▸ INPUT MATERIAL
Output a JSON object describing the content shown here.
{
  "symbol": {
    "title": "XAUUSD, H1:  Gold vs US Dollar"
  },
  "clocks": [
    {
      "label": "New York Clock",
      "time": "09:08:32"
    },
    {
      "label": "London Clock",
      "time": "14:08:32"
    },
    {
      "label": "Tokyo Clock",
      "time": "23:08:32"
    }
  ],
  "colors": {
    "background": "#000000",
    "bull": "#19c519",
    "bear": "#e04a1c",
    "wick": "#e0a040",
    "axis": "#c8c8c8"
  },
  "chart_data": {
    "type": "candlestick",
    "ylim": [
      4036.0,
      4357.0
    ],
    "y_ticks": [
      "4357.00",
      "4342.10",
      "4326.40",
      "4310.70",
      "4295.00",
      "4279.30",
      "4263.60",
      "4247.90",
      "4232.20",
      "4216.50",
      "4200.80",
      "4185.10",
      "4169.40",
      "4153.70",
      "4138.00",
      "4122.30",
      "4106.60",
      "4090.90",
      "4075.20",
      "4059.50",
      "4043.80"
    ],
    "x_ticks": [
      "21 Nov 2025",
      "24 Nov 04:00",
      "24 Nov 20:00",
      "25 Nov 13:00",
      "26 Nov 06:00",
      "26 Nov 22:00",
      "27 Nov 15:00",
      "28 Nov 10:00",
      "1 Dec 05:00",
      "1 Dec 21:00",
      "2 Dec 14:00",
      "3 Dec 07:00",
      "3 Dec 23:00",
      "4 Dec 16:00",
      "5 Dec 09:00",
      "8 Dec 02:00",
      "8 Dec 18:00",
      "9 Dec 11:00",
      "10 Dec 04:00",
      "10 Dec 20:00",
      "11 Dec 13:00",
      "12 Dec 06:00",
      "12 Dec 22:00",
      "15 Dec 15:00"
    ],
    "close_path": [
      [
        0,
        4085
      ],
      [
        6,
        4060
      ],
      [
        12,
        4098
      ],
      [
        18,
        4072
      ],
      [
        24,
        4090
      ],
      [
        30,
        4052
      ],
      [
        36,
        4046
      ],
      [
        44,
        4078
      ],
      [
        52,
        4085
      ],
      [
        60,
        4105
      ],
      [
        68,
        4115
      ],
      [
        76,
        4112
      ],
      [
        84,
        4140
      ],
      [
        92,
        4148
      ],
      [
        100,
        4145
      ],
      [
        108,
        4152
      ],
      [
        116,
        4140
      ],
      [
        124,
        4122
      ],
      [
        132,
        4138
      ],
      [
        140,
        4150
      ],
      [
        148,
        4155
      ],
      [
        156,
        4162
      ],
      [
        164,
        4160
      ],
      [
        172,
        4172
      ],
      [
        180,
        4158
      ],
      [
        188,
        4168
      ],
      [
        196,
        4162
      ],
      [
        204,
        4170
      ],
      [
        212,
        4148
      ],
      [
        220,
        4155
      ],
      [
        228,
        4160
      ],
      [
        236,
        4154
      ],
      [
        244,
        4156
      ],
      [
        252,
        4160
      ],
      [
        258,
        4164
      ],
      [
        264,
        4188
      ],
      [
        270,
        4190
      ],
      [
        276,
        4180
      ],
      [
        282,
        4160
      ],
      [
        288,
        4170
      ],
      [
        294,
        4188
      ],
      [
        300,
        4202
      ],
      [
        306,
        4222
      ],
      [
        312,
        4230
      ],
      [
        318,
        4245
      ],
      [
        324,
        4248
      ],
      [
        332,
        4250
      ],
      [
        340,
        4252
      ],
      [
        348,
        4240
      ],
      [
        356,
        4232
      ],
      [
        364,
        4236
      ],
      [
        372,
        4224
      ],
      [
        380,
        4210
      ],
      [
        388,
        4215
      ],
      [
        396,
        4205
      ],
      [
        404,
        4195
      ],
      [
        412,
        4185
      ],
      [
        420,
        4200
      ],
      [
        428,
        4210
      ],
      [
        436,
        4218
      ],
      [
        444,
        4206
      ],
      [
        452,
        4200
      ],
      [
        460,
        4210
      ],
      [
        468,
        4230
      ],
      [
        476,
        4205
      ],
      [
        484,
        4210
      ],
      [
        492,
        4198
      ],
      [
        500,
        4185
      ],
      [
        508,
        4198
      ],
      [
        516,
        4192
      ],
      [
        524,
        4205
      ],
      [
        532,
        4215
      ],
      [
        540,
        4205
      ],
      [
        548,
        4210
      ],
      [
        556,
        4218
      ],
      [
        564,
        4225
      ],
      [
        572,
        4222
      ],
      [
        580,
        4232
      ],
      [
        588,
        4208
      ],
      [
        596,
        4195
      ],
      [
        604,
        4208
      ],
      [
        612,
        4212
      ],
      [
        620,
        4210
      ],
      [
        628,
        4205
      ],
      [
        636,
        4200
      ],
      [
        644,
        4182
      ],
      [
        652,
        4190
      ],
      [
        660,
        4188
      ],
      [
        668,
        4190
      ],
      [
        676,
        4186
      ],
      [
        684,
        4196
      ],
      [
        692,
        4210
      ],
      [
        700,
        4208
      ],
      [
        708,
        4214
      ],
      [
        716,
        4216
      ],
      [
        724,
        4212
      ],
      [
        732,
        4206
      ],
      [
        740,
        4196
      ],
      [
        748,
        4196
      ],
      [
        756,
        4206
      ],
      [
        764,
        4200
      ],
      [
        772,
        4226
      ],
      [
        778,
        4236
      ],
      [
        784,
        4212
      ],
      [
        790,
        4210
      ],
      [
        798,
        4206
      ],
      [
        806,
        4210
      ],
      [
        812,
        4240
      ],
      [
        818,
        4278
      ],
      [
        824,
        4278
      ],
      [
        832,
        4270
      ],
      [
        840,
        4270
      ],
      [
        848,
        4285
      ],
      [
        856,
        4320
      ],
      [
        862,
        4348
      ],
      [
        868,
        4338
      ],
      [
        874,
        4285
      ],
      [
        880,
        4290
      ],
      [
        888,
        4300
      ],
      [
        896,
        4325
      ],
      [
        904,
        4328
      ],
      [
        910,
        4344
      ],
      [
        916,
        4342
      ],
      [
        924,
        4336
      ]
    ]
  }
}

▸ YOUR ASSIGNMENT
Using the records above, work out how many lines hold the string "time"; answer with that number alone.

▸ TASK SOLUTION
3